Assessing Police Attitudes toward Mental Illness

Article excerpt

ARTICLE REVIEWED:

Cotton, D. (2004). The attitudes of Canadian police officers toward the mentally ill. International Journal of Law and Psychiatry, 27, 135-146.

Increasingly in our society, citizens with mental illness are deinstitutionalized and placed in the care of the community. This trend is often due to treatment program cutbacks, and more strict criteria for commitment to psychiatric facilities. As a result of this, police officers are becoming frontline managers of mental illness in our communities. It may be argued that mentally ill persons are more likely to come in contact with police than are other citizens, both as offenders and victims of crime. They may also be more likely to call police for assistance than non-ill citizens, and as a population they are more vulnerable to crime.

All of the above factors bring to light the necessity for police training in managing mental illness on the job. Many injuries, and even deaths, in or following police custody involve detainees with some form of mental health problem.

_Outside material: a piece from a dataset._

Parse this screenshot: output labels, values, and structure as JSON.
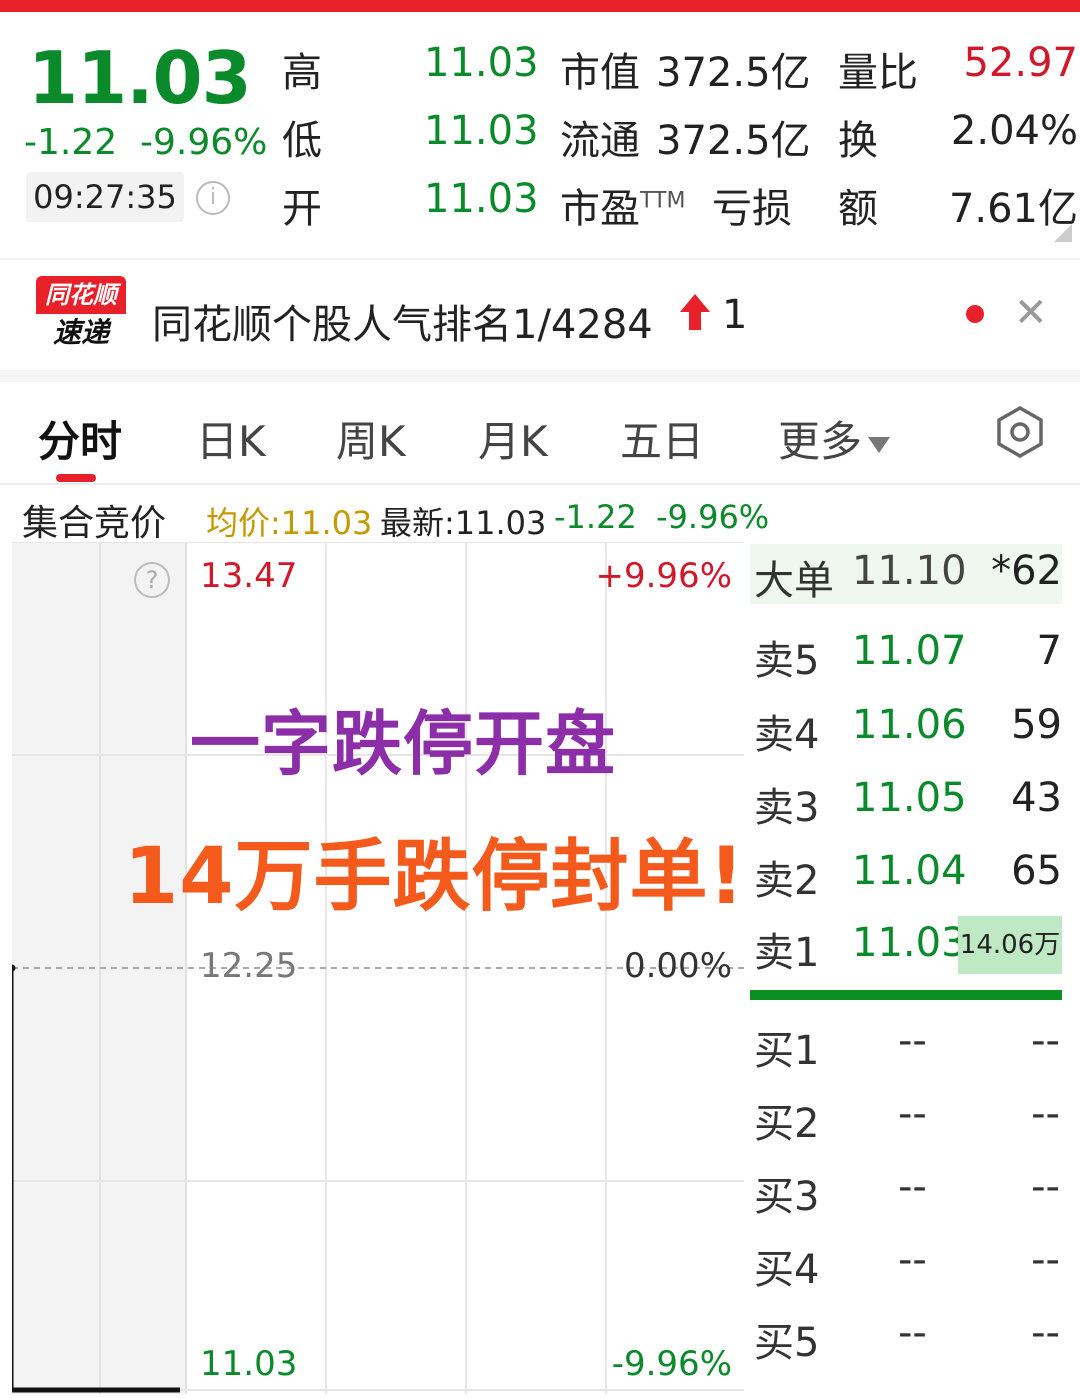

This could be the unfortunate result of a fearful reaction on the part of the police in those situations. It could also be a lack of recognition of the illness, or a lack of access or knowledge of how to access mental health resources. Nationally there is a shortage of police training in managing mental health concerns. This is the situation nearly everywhere but in larger metropolitan areas.

As an insightful response to these issues, Cotton (2004) conducted a study that examined police attitudes toward mental illness. In this study police officers completed the Community Attitudes toward Mental Illness (CAMI) scale. This scale was created in 1981 by Taylor and Dear and has shown to be both a valid and reliable tool for measuring attitudes.

The CAMI assesses attitudes across four scales. A positive score for authoritarianism would indicate a belief that mentally ill persons should be institutionalized, hospitalized, controlled and disciplined. A positive score for social restrictiveness would mean the participant endorsed a belief in the dangerousness of the mentally ill and a need to keep a social distance from them. On the other hand, a positive score in social benevolence indicates a feeling of responsibility for the mentally ill, and a need for advocacy on their part. Scoring positively on the scale of orientation toward community integration (Community Mental Health Ideology or CMHI) would reflect agreement with deinstitutionalization and the idea of community integration and support for persons with mental illness. Included at the end of the CAMI survey were several exploratory questions that evaluated police officers' opinions on the current situation of mental illness in the community and their role in managing it.

In her study, Cotton (2004) collected data from members of the Police Department in Kingston (population 120,000), Port Moody (25,000), and from selected detachments of the Ontario Provincial Police (OPP) in rural Eastern Ontario. Each department had approximately equal representation in the study. The questionnaires were distributed and police officers were asked to fill them out on their own time and return them by mail. In all, 138 police officers participated, including 112 male and 26 female officers. The average age was 37.8 and the average number of years experience in the police service was 14.2.

Responses to the question concerning previous training related to understanding mental illness indicated that 76% of the officers had some form of training in this area. Divided by rank, 67% of these officers were Constables, 15% were Senior Constables, 13% were Sergeants, and 5% of those trained were Senior officers.

The scores on the CAMI indicated that the police officers surveyed did not display high levels of authoritarianism or especially socially restrictive attitudes toward persons with mental illness. …